Don’t look for a slowdown in healthcare mergers and acquisitions anytime soon. While the era of mega mergers has peaked, one observer says to watch for robust consolidation activity among small health systems and stand-alone hospitals.
How are hospitals and health systems preparing for the financial effects of health insurance exchanges and other key pieces of health reform legislation? One popular strategy that is unlikely to abate any time soon is to consolidate with other providers.
This is a way of creating population health management alliances, preparing for the shift in patient volume to ambulatory settings, and finding economies of scale for supply chain purchasing.
Birth of a Mega System
The latest health system mega merger is between Baylor Health Care System and Scott & White Healthcare, which sealed the deal to create Dallas-based Baylor Scott & White Health in September, almost a year after it was announced.
The combined $8.3 billion organization has 43 hospitals, more than 6,000 physicians, 34,000 employees, and more than 500 patient care sites, making it the largest not-for-profit health system in Texas.
I recently asked Frederick Savelsbergh, who was CFO at Baylor Health Care System and now holds the same position within the new organization, what influenced Baylor’s decision to merge with Scott & White. He said preparing for the impact of the Patient Protection and Affordable Care Act was a major factor.
“Obviously, this is a time of great change in how healthcare is delivered in our country. In this new era, health systems must be prepared for declining reimbursement, high levels of information management, an increasing demand for outpatient services, and the population health management drive to advance the wellness of large groups of patients rather than to focus on sick care,” Savelsbergh says.
“We think that this has led to the need for more partnerships among those who provide healthcare. Baylor Scott & White Health is building a new national model for healthcare delivery engineered to meet the demands of healthcare reform, the changing needs of patients and payers, and the extraordinary advances in clinical care.”
Savelsbergh also says that the union was a long time in the making. “Baylor and Scott & White began talking years ago because we both understood how joining forces could provide us greater strength through this changing time.”
He says the organizations are “like-minded” and are looking to achieve the same strategic and financial goals from the merger.
“Strategically, it’s important to keep in mind that this merger was done to improve care and increase access to care for patients while gaining efficiencies to bend the cost curve.… We expect improved patient outcomes by combining the expertise of primary care physicians, medical specialists and adopting the best practices of both organizations,” Savelsbergh says.
“From a finance perspective, there are a number of ways we are exploring financial improvements, including increased use of technology, supply purchasing, shared best practices, and other operational efficiencies that will benefit the organization and patient services,” he adds.
Smaller M&A Deals Expected in 2014
While the Baylor and Scott & White merger is one of several transactions between major players this year—including Tenet Healthcare Corp’s purchase of Vanguard Health and Community Health Systems’ purchase of Health Management Associates—Lisa Phillips, editor of healthcare data research firm Irving Levin Associate’s Health Care M&A News, doesn’t expect to see many big mergers and acquisitions deals in 2014.
“It’s easy to say [there will be] more of the same, but I don’t think we will see more multi-billion-dollar deals in this sector next year.
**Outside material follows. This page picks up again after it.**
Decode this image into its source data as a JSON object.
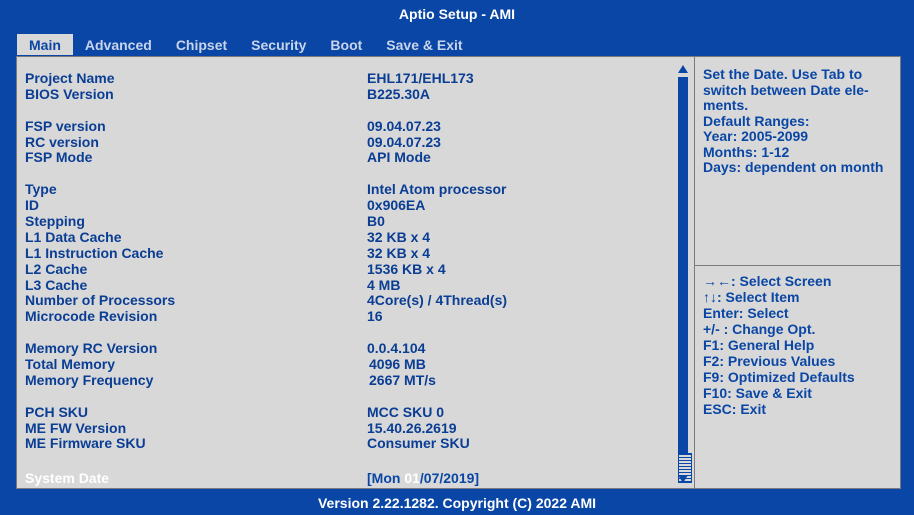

Perhaps one, but not more,” Phillips says, noting that the Tenet/Vanguard and Community Health/HMA deals represent a total value of $11.9 billion.
Deals at that value level “probably won’t be repeated next year,” she told me.
What Phillips does expect to see is robust consolidation activity among small health systems and stand-alone hospitals.
“The obvious driver is the Affordable Care Act and the changes it requires in the economics of delivering healthcare. That in turn is driving hospitals and health systems to seek greater economies through scaling up, partnering, or merging with other hospitals or health systems,” she says. “One-off deals will continue to happen as the ACA’s full effects kick in.”
Phillips also predicts that next year’s most vigorous healthcare M&A action will be in post-acute care settings as hospitals and health systems work to improve their ability to provide care outside of the hospital setting and to reduce their readmission rates.
“Hospitals that have already merged or aligned with other systems and have secured the physicians medical groups that they need will turn their attention to the post-acute care side of the delivery system,” she says. “I think we’ll see more deals in the home health and hospice, skilled nursing facilities, rehabilitation, and behavioral healthcare sectors as health systems try to nail down their end-to-end care continuums.”